1 2 3 4 5 6 7 8 9 10 11 12 13 | // conversion of a 2D value to 1 random value using nesting uvec2 q = uvec2(x); uint h0 = ihash1D(ihash1D(q.x) + q.y); ... // compute the position of the cell's 4 corners, i.e. 00, 01, 10, 11 vec4 cell = floor(pos).xyxy + vec2(0.0, 1.0).xxyy; cell = mod(cell , scale.xyxy) + seed; // generate a random value for each of the 4 cell corners uvec4 i = uvec4(cell); uvec4 hash = ihash1D(ihash1D(i.xzxz) + i.yyww); return vec4(hash) * (1.0 / float(0xffffffffu)); |

This is similar to the permutation polynomial used in the 2x2 Worley noise implementation by Stefan Gustavson^{5}, however, any 1D hash function can be used like PCG. In the above case I used a variation of *Integer Hash - I* by Hugo Elias, since it provides a good balance between performance and quality^{7}, and also most modern GPUs have support for integers ops that can be executed in parallel with float ops (e.g. Turing architecture).

Next, we can use this to optimize noise functions by creating multi hash variants, such as Gradient noise (i.e. generates two random values for each corner):

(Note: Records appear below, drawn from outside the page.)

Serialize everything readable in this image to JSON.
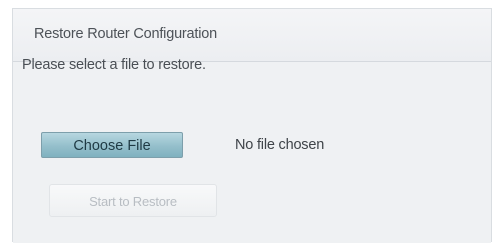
{
  "panel": {
    "title": "Restore Router Configuration"
  },
  "form": {
    "prompt": "Please select a file to restore.",
    "choose_file_label": "Choose File",
    "file_status": "No file chosen",
    "restore_label": "Start to Restore"
  },
  "colors": {
    "choose_file_button": "#94bfcb",
    "panel_background": "#eef0f2",
    "disabled_text": "#b8bdc3"
  }
}
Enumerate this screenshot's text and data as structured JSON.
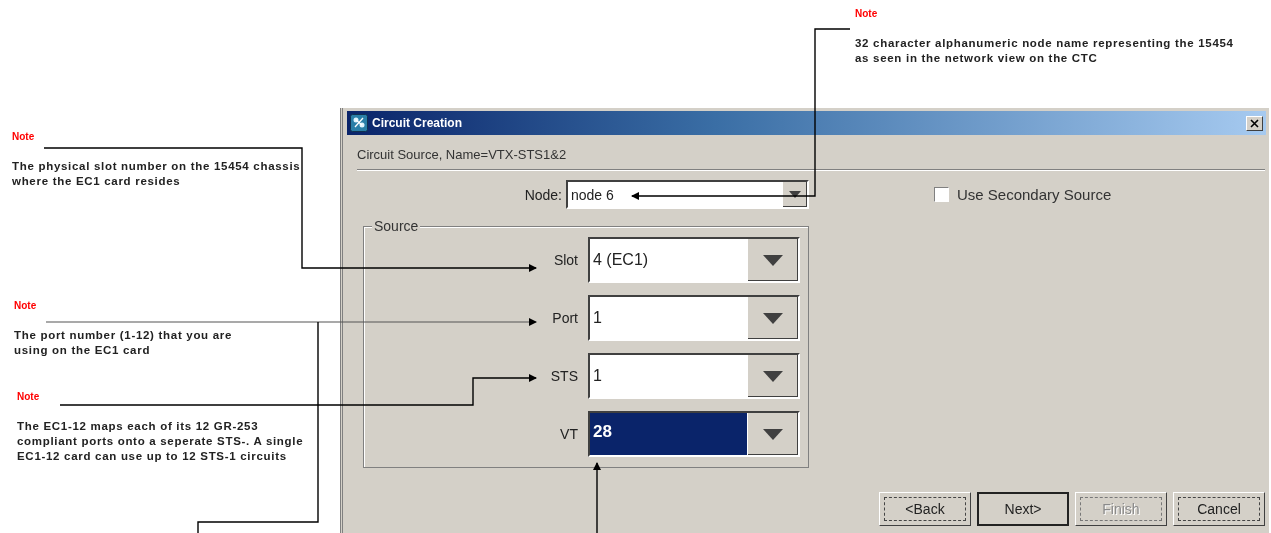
{
  "annotations": [
    {
      "label": "Note",
      "text": "32 character alphanumeric node name representing the 15454 as seen in the network view on the CTC"
    },
    {
      "label": "Note",
      "text": "The physical slot number on the 15454 chassis where the EC1 card resides"
    },
    {
      "label": "Note",
      "text": "The port number (1-12) that you are using on the EC1 card"
    },
    {
      "label": "Note",
      "text": "The EC1-12 maps each of its 12 GR-253 compliant ports onto a seperate STS-. A single EC1-12 card can use up to 12 STS-1 circuits"
    }
  ],
  "dialog": {
    "title": "Circuit Creation",
    "subtitle": "Circuit Source, Name=VTX-STS1&2",
    "node": {
      "label": "Node:",
      "value": "node 6"
    },
    "secondary_source": {
      "label": "Use Secondary Source",
      "checked": false
    },
    "source_group": {
      "title": "Source",
      "fields": [
        {
          "label": "Slot",
          "value": "4 (EC1)",
          "selected": false
        },
        {
          "label": "Port",
          "value": "1",
          "selected": false
        },
        {
          "label": "STS",
          "value": "1",
          "selected": false
        },
        {
          "label": "VT",
          "value": "28",
          "selected": true
        }
      ]
    },
    "buttons": [
      {
        "label": "<Back",
        "default": false,
        "disabled": false
      },
      {
        "label": "Next>",
        "default": true,
        "disabled": false
      },
      {
        "label": "Finish",
        "default": false,
        "disabled": true
      },
      {
        "label": "Cancel",
        "default": false,
        "disabled": false
      }
    ]
  }
}
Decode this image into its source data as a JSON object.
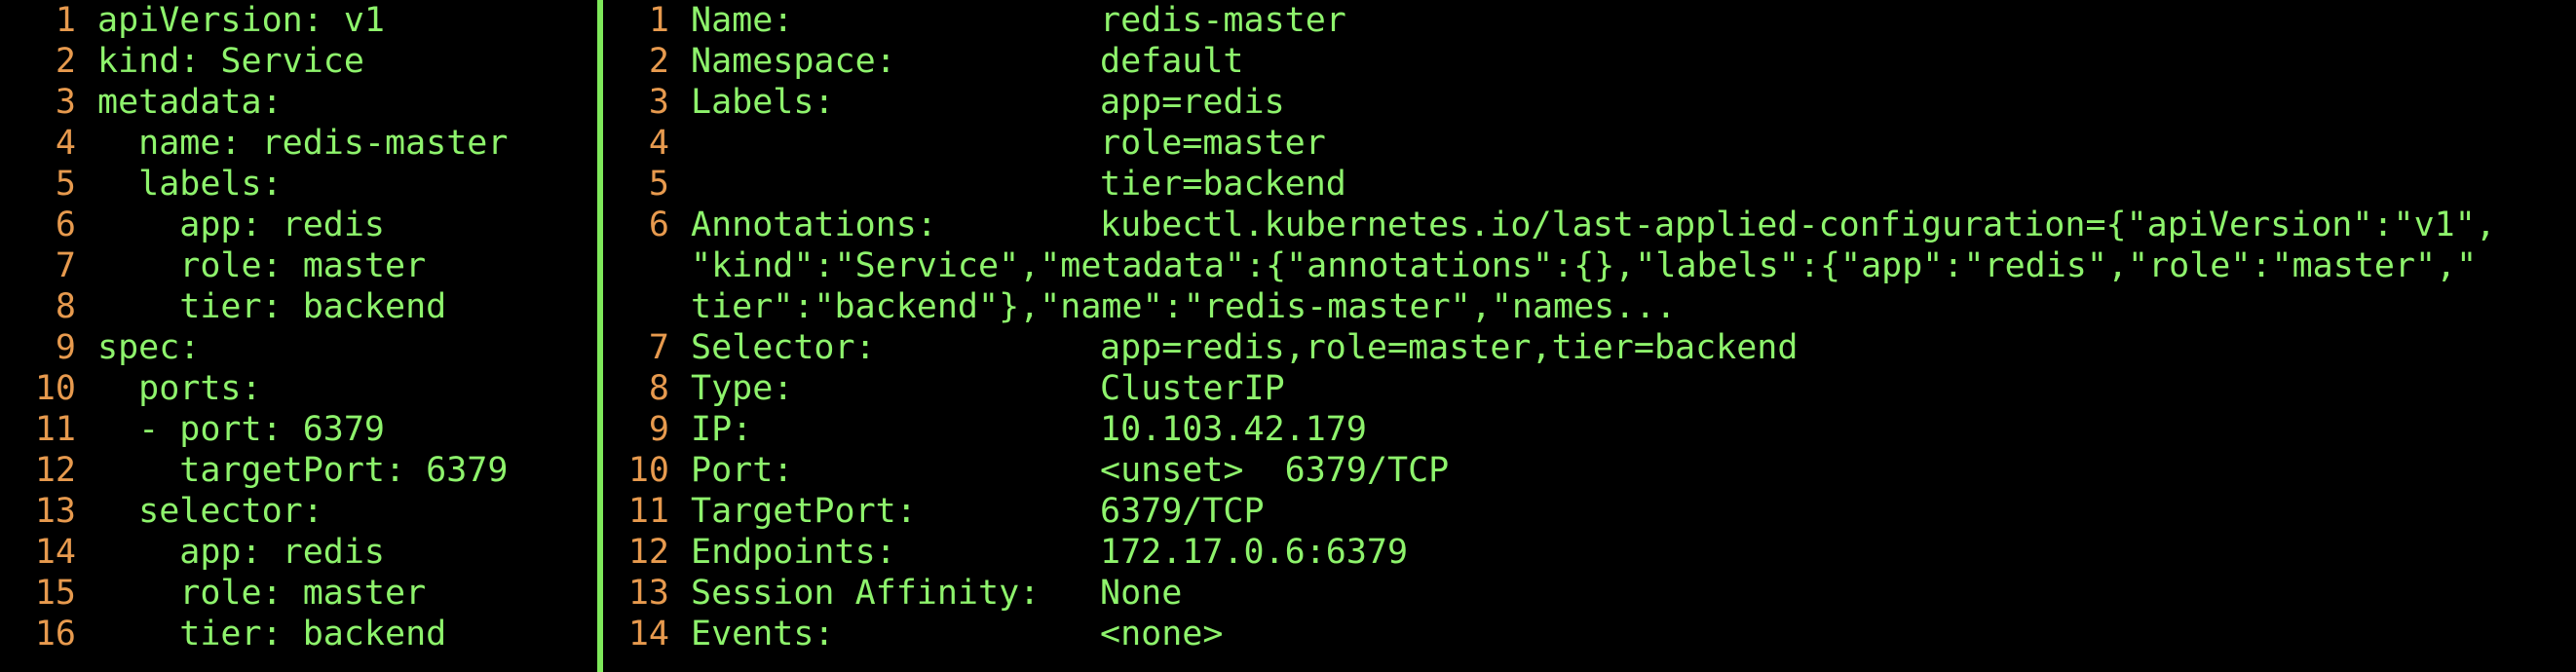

1 2 3 4 5 6 7 8 9 10 11 12 13 14 | float gradientNoise(vec2 pos, vec2 scale, float seed) { pos *= scale; vec4 i = floor(pos).xyxy + vec2(0.0, 1.0).xxyy; vec4 f = (pos.xyxy - i.xyxy) - vec2(0.0, 1.0).xxyy; i = mod(i, scale.xyxy) + seed; vec4 hashX, hashY; smultiHash2D(i, hashX, hashY); vec4 gradients = hashX * f.xzxz + hashY * f.yyww; vec2 u = noiseInterpolate(f.xy); vec2 g = mix(gradients.xz, gradients.yw, u.x); return 1.4142135623730950 * mix(g.x, g.y, u.y); |

The same technique can also be used to optimize a 3x3 Worley noise (i.e. generates two random values for each 2D position):

1 2 3 4 5 6 | const vec3 offset = vec3(-1.0, 0.0, 1.0); vec4 cells = mod(i.xyxy + offset.xxzz, scale.xyxy) + seed; i = mod(i, scale) + seed; vec4 dx0, dy0, dx1, dy1; multiHash2D(vec4(cells.xy, vec2(i.x, cells.y)), vec4(cells.zyx, i.y), dx0, dy0); multiHash2D(vec4(cells.zwz, i.y), vec4(cells.xw, vec2(i.x, cells.w)), dx1, dy1); |

The code and shader library can be found at: link.

- Filtering the checkerboard pattern by Inigo Quilez
- Value noise derivatives by Inigo Quilez
- Voronoi edges by Inigo Quilez
- 2D distance functions by Inigo Quilez
- GPU Texture-Free Noise by Brian Sharpe
- Modifications to Classic Perlin Noise by Brian Sharpe
- Hash Functions for GPU Rendering by Mark Jarzynski